== EXERCISE GOAL ==
From the line containing "What's the underlying" to the final line of the entries, copy each line exactly. Pictures stay out.

::::::

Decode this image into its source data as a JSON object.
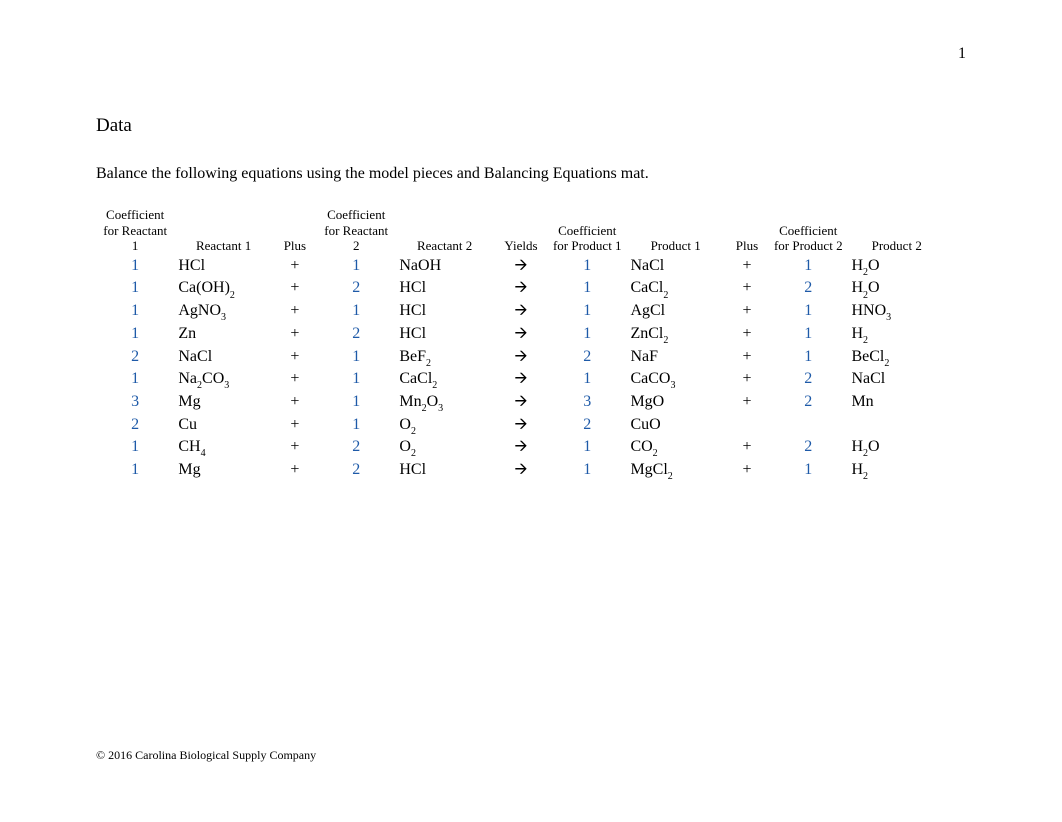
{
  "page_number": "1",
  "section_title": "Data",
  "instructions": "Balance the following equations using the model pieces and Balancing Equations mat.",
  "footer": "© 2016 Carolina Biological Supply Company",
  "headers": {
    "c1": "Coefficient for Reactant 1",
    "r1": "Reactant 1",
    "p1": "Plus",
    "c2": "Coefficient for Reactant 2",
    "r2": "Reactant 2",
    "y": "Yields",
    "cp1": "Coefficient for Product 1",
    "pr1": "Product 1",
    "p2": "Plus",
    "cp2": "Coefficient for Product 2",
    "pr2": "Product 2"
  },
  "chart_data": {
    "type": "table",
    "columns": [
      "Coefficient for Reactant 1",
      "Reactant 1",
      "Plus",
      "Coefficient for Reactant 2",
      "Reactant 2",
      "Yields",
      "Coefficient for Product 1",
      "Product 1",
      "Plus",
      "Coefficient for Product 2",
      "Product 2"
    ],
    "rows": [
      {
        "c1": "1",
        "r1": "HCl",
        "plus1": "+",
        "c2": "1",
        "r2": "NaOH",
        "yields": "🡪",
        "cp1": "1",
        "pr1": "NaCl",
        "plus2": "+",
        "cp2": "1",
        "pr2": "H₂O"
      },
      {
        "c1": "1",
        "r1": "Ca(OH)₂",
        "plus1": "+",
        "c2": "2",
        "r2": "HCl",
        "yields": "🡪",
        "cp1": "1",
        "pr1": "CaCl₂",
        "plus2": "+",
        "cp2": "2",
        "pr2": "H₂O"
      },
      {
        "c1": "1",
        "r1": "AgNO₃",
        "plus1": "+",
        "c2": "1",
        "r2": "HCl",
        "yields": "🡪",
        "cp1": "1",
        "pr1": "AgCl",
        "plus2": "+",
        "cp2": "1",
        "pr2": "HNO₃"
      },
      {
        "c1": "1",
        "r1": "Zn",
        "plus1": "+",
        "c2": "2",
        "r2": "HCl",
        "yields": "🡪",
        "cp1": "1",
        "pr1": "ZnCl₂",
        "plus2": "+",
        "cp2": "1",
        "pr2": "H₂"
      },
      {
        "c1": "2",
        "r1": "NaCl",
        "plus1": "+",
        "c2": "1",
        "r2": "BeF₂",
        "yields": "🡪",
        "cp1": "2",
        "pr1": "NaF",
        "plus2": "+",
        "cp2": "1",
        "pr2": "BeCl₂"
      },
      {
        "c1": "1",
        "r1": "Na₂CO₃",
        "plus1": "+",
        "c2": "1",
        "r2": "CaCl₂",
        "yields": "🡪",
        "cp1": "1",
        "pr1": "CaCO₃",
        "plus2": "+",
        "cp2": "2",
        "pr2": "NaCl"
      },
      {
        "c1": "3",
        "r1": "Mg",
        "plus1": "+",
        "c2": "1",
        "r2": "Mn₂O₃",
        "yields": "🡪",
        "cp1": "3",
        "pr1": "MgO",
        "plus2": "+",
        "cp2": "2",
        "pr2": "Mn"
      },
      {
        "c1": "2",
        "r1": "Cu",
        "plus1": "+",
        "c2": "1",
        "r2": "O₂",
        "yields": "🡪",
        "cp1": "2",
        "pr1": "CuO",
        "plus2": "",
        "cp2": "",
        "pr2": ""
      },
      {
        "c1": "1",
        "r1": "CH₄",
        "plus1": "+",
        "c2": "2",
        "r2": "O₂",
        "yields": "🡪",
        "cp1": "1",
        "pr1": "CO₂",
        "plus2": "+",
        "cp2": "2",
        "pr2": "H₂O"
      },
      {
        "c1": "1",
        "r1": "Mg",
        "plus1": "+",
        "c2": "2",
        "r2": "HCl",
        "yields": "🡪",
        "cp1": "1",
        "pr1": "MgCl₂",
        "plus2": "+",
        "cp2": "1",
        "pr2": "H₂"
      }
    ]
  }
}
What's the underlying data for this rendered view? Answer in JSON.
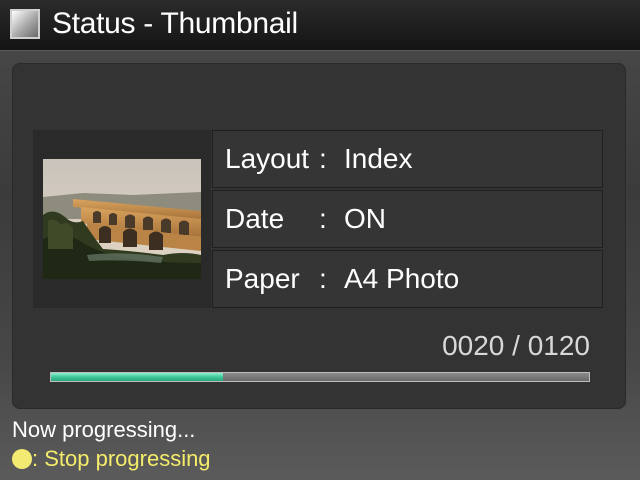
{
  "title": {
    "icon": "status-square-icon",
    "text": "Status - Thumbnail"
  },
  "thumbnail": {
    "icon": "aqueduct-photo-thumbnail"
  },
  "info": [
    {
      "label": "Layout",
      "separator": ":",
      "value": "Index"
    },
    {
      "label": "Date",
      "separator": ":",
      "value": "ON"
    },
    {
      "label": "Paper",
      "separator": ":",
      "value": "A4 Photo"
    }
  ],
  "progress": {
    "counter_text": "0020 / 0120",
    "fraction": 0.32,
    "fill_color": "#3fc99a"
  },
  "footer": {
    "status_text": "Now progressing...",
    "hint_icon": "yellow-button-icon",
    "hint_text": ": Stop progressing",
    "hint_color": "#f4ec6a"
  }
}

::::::

== OUTPUT OF THE EXERCISE ==
What's the underlying data for this rendered view? Answer in JSON.
{
  "title": {
    "icon": "status-square-icon",
    "text": "Status - Thumbnail"
  },
  "thumbnail": {
    "icon": "aqueduct-photo-thumbnail"
  },
  "info": [
    {
      "label": "Layout",
      "separator": ":",
      "value": "Index"
    },
    {
      "label": "Date",
      "separator": ":",
      "value": "ON"
    },
    {
      "label": "Paper",
      "separator": ":",
      "value": "A4 Photo"
    }
  ],
  "progress": {
    "counter_text": "0020 / 0120",
    "fraction": 0.32,
    "fill_color": "#3fc99a"
  },
  "footer": {
    "status_text": "Now progressing...",
    "hint_icon": "yellow-button-icon",
    "hint_text": ": Stop progressing",
    "hint_color": "#f4ec6a"
  }
}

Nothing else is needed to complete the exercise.